City officials said if the threat worsened, as anticipated, they would to issue a mandatory evacuation order beginning Sunday morning, the first since Hurricane Katrina flooded the city three years ago.
Scary - they want everyone to leave. I hope it all works out better than it did three years ago, when anyone who watched CNN had a better idea of what was going on than President Bush.
Monday, August 25, 2008
Sunday, August 17, 2008
CHEAT SHEET....Since the Russo-Georgian war is complicated, I thought everyone might appreciate a quick primer:
* Shorter liberal view: "This isn't to condone Russia's conduct, but...."
* Shorter conservative view: "Yes, Saakashvili acted recklessly by sending in troops first, but...."
See? It's easier than you thought! You may now return to your regularly scheduled Olympics watching.
As far as I have been able to determine from reading *some* New York Times articles this week, I agree more with position B than with position A. So am I a conservative? I thought I was a liberal - after all, I'm enthusiastically for Obama....
So much for the helpfulness of political categories.
Part of the problem is that we actually have seen this happen time after time after time: A mentally unstable person is inspired by hateful right-wing rhetoric to act out violently -- and yet because of that mental state, the matter is dismissed as idiosyncratic, just another "isolated incident." And over the months and years, these "isolated incidents" mount one after another.
But simply ascribing these acts to mental illness is a cop-out.

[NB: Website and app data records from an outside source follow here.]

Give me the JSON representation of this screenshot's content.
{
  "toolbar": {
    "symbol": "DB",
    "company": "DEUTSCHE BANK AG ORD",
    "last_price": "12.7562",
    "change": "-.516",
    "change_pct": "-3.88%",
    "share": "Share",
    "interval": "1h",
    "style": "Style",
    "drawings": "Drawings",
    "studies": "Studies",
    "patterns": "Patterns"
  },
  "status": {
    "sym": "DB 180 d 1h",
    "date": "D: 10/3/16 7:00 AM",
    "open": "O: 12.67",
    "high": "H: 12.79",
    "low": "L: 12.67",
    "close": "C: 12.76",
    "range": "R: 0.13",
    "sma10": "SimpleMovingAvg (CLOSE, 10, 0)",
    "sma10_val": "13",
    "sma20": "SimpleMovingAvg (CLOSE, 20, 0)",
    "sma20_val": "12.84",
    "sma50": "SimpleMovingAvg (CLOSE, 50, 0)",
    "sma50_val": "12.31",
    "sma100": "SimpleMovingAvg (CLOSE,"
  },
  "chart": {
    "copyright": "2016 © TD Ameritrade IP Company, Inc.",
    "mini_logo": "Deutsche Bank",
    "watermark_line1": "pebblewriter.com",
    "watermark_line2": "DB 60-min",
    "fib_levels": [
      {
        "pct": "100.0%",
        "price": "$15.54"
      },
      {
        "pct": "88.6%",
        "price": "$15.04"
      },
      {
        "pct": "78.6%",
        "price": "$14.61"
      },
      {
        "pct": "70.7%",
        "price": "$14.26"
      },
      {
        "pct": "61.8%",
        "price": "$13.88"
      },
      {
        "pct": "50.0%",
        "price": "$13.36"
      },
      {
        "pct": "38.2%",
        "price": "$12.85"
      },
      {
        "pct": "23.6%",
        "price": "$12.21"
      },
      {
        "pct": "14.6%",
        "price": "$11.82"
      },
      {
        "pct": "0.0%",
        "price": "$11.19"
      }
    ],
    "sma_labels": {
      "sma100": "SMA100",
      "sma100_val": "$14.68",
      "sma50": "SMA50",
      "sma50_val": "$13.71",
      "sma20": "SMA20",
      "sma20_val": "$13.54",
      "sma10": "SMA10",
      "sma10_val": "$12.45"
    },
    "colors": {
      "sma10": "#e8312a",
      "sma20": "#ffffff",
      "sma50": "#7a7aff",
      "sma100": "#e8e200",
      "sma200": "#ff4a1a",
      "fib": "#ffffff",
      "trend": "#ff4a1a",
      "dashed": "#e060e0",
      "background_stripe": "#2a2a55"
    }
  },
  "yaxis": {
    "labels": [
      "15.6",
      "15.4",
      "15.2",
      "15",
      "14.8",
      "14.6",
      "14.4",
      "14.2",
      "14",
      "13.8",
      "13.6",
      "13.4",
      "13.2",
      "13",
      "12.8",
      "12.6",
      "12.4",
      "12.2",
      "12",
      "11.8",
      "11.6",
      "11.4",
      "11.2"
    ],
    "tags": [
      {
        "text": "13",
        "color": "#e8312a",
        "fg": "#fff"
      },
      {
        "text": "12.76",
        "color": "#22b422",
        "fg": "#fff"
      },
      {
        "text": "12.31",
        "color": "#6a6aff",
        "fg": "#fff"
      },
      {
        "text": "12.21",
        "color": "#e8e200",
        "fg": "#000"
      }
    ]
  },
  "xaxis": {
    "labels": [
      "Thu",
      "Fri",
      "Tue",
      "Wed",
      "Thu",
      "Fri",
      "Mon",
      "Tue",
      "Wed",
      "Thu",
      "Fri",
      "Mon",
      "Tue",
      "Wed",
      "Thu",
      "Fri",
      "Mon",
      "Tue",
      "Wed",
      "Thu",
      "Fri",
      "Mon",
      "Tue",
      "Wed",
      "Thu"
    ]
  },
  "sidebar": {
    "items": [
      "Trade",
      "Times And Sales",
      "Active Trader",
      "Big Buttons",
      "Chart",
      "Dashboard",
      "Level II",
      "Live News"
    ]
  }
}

It fails to account for the gross irresponsibility of the people who employed the rhetoric that inspired the violent action in the first place, and their resulting moral culpability.
I commented on his post -
Thank you Dave, for pointing out how mentally unstable people can be vulnerable to this kind of hate-mongering - either through the media or through recruitment by a violent group. Recently, while I was visiting Israel, there were two terrorist attacks in Jerusalem. The first one, which occurred in early July, involved a Palestinian man taking a large bulldozer and rampaging along one of the main streets in central Jerusalem. Three people were killed and many injured. In Israel, this attack was taken by the police, the media, and by ordinary people to be a terrorist attack motivated by hostility towards Jews/Israelis - given the context of Israeli-Palestinian hostility and the history of Palestinian terrorism against Israelis. This was despite the fact that the man was a drug addict and had spent some time in jail for violence against a former Jewish girlfriend (whose child he fathered).
When I returned to the U.S. and was discussing this case with a friend, she referred to it not as a terrorist attack but as the attack of a mentally ill person - a conclusion which the American media had apparently made about this attack. I was very surprised to hear her say this (she is herself Jewish and pro-Israel so it wasn't motivated by her political beliefs).
And there was another attack of the same type the day I left the country, July 22 - another man used a mechanical digger to attack people on another main street. In this case he did not kill anyone, but injured about 20 people, including one man who lost his leg in the attack. This man lived in a Palestinian village that was known as supportive of Hamas, and his uncle was in an Israeli prison because he was a Hamas elected official from the West Bank. The assumption in Israel was also that his attack was politically motivated. Neither of these men was a member of any group (like Hamas itself, for example), and they had not been sent by any group.
For this latter reason, it seemed that some media outlets in the U.S. were unwilling to say that even the second attack was a terrorist attack. It seems to me that this involves a fundamental mistake - not all terrorism is committed by people involved in organized groups. Some terrorist attacks occur because of a mixture of personal motivation or instability and political inspiration - propaganda by the right wing in this country, or by Hamas in Palestine. Saying that someone with mental instability only acted because of that illness ignores the political context of the act.